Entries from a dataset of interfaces
★ ★ ★ ★

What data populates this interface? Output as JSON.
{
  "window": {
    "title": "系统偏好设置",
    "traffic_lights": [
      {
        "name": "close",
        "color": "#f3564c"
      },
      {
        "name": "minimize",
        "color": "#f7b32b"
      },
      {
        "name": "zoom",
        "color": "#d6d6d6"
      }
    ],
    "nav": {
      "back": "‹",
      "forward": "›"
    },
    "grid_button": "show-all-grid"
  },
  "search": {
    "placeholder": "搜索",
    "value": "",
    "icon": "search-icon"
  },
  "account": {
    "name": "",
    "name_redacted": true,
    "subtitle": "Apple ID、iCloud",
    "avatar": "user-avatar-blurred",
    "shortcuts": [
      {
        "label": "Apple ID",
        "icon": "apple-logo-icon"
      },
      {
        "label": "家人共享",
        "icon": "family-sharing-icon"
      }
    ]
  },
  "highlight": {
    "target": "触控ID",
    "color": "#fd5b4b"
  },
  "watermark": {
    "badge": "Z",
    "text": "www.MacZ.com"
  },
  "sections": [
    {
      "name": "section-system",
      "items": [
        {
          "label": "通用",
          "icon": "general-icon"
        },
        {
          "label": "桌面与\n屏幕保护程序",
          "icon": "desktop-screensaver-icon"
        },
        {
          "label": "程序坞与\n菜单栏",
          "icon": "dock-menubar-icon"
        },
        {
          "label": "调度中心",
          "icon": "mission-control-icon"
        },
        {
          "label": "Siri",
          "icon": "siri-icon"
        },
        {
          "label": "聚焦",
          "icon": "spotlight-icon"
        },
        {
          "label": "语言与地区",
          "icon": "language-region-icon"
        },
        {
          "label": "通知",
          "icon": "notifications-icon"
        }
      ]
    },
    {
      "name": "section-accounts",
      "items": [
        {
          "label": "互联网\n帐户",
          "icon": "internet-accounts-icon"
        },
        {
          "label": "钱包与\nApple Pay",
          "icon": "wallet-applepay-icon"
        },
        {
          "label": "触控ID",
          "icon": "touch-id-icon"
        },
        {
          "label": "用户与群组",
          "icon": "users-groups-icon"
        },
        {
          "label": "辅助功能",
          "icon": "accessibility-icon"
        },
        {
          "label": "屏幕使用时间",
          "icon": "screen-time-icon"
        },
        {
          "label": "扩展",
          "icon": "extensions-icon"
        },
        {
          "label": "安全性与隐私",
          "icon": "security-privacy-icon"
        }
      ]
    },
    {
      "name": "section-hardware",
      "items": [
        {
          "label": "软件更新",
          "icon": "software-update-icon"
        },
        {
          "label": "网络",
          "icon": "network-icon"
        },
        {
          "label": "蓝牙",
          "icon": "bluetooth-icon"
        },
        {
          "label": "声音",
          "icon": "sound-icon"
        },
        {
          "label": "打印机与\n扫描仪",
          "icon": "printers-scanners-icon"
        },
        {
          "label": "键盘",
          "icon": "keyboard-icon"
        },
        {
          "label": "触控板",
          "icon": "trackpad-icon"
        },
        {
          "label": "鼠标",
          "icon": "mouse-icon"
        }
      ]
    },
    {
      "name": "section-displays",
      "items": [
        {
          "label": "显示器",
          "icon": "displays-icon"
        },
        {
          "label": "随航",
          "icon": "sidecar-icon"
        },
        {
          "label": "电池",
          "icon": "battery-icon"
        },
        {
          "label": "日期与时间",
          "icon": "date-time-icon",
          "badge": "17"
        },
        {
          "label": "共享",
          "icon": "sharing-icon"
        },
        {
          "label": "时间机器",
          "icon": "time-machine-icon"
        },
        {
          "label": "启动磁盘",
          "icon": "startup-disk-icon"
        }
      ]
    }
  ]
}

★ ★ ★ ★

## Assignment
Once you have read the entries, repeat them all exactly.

## Expected answer
What data populates this interface? Output as JSON.
{
  "window": {
    "title": "系统偏好设置",
    "traffic_lights": [
      {
        "name": "close",
        "color": "#f3564c"
      },
      {
        "name": "minimize",
        "color": "#f7b32b"
      },
      {
        "name": "zoom",
        "color": "#d6d6d6"
      }
    ],
    "nav": {
      "back": "‹",
      "forward": "›"
    },
    "grid_button": "show-all-grid"
  },
  "search": {
    "placeholder": "搜索",
    "value": "",
    "icon": "search-icon"
  },
  "account": {
    "name": "",
    "name_redacted": true,
    "subtitle": "Apple ID、iCloud",
    "avatar": "user-avatar-blurred",
    "shortcuts": [
      {
        "label": "Apple ID",
        "icon": "apple-logo-icon"
      },
      {
        "label": "家人共享",
        "icon": "family-sharing-icon"
      }
    ]
  },
  "highlight": {
    "target": "触控ID",
    "color": "#fd5b4b"
  },
  "watermark": {
    "badge": "Z",
    "text": "www.MacZ.com"
  },
  "sections": [
    {
      "name": "section-system",
      "items": [
        {
          "label": "通用",
          "icon": "general-icon"
        },
        {
          "label": "桌面与\n屏幕保护程序",
          "icon": "desktop-screensaver-icon"
        },
        {
          "label": "程序坞与\n菜单栏",
          "icon": "dock-menubar-icon"
        },
        {
          "label": "调度中心",
          "icon": "mission-control-icon"
        },
        {
          "label": "Siri",
          "icon": "siri-icon"
        },
        {
          "label": "聚焦",
          "icon": "spotlight-icon"
        },
        {
          "label": "语言与地区",
          "icon": "language-region-icon"
        },
        {
          "label": "通知",
          "icon": "notifications-icon"
        }
      ]
    },
    {
      "name": "section-accounts",
      "items": [
        {
          "label": "互联网\n帐户",
          "icon": "internet-accounts-icon"
        },
        {
          "label": "钱包与\nApple Pay",
          "icon": "wallet-applepay-icon"
        },
        {
          "label": "触控ID",
          "icon": "touch-id-icon"
        },
        {
          "label": "用户与群组",
          "icon": "users-groups-icon"
        },
        {
          "label": "辅助功能",
          "icon": "accessibility-icon"
        },
        {
          "label": "屏幕使用时间",
          "icon": "screen-time-icon"
        },
        {
          "label": "扩展",
          "icon": "extensions-icon"
        },
        {
          "label": "安全性与隐私",
          "icon": "security-privacy-icon"
        }
      ]
    },
    {
      "name": "section-hardware",
      "items": [
        {
          "label": "软件更新",
          "icon": "software-update-icon"
        },
        {
          "label": "网络",
          "icon": "network-icon"
        },
        {
          "label": "蓝牙",
          "icon": "bluetooth-icon"
        },
        {
          "label": "声音",
          "icon": "sound-icon"
        },
        {
          "label": "打印机与\n扫描仪",
          "icon": "printers-scanners-icon"
        },
        {
          "label": "键盘",
          "icon": "keyboard-icon"
        },
        {
          "label": "触控板",
          "icon": "trackpad-icon"
        },
        {
          "label": "鼠标",
          "icon": "mouse-icon"
        }
      ]
    },
    {
      "name": "section-displays",
      "items": [
        {
          "label": "显示器",
          "icon": "displays-icon"
        },
        {
          "label": "随航",
          "icon": "sidecar-icon"
        },
        {
          "label": "电池",
          "icon": "battery-icon"
        },
        {
          "label": "日期与时间",
          "icon": "date-time-icon",
          "badge": "17"
        },
        {
          "label": "共享",
          "icon": "sharing-icon"
        },
        {
          "label": "时间机器",
          "icon": "time-machine-icon"
        },
        {
          "label": "启动磁盘",
          "icon": "startup-disk-icon"
        }
      ]
    }
  ]
}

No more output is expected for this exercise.